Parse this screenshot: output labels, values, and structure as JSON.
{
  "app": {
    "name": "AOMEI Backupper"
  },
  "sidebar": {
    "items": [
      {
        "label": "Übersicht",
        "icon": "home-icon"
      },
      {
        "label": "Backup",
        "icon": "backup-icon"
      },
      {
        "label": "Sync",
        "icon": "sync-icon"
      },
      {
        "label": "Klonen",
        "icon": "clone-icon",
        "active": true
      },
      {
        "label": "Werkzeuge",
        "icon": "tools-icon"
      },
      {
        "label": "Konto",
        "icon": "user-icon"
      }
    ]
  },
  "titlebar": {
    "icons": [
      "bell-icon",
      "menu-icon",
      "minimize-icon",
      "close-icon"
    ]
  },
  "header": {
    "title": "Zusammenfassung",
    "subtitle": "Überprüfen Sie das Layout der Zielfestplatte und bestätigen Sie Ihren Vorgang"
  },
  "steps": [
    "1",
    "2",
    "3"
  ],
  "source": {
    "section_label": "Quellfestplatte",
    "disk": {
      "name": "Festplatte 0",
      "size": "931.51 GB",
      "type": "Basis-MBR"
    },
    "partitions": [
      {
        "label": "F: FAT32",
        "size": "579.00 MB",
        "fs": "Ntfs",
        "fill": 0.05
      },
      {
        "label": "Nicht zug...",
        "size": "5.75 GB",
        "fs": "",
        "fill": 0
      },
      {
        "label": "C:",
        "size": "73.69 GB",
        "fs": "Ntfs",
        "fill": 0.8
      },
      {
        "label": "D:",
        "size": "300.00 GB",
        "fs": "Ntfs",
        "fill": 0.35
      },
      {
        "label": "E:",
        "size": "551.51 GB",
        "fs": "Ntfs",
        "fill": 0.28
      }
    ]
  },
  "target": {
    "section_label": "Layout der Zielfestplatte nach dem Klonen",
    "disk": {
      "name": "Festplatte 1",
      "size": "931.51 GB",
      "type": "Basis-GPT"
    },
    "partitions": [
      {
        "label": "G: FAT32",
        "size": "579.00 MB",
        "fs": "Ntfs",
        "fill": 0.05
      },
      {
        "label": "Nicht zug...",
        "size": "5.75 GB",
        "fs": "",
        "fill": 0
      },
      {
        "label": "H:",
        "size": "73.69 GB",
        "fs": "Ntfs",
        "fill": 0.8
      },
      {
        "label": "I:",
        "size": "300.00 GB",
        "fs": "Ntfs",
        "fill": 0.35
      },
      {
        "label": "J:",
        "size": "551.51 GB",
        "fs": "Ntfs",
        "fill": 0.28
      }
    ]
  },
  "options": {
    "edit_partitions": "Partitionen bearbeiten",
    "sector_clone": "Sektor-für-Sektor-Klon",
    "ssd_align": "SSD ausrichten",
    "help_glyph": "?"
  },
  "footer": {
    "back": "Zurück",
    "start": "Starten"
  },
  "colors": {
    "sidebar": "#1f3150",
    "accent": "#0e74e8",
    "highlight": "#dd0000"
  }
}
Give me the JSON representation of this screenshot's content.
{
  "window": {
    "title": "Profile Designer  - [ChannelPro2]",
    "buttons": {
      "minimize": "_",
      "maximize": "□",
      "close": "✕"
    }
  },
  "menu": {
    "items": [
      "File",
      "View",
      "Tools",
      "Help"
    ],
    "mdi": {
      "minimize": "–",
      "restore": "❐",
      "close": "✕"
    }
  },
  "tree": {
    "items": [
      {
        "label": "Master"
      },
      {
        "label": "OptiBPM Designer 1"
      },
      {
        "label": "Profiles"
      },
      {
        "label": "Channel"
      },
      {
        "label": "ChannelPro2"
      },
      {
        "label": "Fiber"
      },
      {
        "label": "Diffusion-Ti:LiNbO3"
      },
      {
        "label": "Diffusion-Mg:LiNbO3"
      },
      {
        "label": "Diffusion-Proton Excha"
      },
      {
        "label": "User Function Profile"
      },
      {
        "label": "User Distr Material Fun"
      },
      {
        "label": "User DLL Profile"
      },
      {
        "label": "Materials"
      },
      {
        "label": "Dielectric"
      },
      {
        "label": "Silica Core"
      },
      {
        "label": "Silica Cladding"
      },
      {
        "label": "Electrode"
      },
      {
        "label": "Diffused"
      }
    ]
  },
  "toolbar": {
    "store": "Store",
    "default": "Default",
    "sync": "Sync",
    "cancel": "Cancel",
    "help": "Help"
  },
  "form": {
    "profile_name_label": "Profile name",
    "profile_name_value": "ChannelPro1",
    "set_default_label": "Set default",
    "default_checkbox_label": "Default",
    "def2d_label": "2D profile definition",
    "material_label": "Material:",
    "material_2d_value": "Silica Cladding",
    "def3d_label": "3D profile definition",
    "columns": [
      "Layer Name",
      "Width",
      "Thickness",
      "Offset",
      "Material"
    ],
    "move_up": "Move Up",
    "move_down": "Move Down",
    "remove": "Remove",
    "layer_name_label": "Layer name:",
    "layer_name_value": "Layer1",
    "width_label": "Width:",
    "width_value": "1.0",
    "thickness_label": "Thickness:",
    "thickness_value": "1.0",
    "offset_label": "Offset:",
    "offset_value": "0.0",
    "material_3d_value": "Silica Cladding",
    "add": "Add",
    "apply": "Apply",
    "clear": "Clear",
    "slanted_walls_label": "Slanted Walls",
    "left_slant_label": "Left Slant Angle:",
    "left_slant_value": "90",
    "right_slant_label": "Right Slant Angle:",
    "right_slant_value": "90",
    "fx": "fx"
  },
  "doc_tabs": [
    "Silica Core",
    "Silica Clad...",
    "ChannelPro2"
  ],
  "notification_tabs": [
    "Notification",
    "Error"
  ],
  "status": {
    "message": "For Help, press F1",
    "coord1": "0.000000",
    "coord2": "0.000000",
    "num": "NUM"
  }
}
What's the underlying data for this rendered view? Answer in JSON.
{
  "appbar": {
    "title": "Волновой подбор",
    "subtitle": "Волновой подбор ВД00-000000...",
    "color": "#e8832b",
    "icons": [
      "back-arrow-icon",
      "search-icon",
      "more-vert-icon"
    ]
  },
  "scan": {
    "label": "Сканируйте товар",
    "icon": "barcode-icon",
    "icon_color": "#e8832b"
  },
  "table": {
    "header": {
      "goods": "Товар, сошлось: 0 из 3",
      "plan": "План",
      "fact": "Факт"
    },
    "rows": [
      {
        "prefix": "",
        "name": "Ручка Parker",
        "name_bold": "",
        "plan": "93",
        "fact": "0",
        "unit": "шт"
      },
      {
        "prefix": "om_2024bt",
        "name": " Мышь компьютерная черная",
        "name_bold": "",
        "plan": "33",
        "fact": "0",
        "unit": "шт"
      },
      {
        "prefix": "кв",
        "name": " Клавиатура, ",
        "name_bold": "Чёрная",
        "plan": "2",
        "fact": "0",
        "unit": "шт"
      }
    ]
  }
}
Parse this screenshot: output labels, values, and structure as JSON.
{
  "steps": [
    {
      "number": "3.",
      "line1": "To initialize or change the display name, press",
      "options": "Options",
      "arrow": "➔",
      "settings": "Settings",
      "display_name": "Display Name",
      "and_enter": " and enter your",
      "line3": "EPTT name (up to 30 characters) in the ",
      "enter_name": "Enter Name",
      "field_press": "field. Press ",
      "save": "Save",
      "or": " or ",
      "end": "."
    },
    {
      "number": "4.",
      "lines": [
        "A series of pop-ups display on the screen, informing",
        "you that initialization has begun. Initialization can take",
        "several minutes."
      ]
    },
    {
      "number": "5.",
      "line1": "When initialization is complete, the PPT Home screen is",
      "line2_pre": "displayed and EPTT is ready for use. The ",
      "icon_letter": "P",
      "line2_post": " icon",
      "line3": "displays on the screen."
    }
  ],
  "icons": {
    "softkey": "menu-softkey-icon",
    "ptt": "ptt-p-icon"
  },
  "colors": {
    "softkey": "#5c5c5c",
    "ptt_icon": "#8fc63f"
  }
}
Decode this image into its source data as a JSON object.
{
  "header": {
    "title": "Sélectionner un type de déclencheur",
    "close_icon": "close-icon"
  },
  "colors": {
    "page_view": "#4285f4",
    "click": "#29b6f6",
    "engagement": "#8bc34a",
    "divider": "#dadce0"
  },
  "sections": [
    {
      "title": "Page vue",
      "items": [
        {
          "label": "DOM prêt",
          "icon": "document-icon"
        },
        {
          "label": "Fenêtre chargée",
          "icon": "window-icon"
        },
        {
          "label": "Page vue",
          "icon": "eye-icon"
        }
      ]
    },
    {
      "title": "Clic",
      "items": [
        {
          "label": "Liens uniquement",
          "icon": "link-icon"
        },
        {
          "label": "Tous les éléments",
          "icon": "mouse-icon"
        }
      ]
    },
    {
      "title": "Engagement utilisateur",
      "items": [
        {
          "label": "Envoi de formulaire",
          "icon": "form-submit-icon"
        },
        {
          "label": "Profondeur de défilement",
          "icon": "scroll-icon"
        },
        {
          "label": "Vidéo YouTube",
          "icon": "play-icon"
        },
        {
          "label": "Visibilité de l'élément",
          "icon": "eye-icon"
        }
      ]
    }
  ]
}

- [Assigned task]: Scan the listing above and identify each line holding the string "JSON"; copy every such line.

- [Your solution]:
Parse this screenshot: output labels, values, and structure as JSON.
Give me the JSON representation of this screenshot's content.
What's the underlying data for this rendered view? Answer in JSON.
Parse this screenshot: output labels, values, and structure as JSON.
Decode this image into its source data as a JSON object.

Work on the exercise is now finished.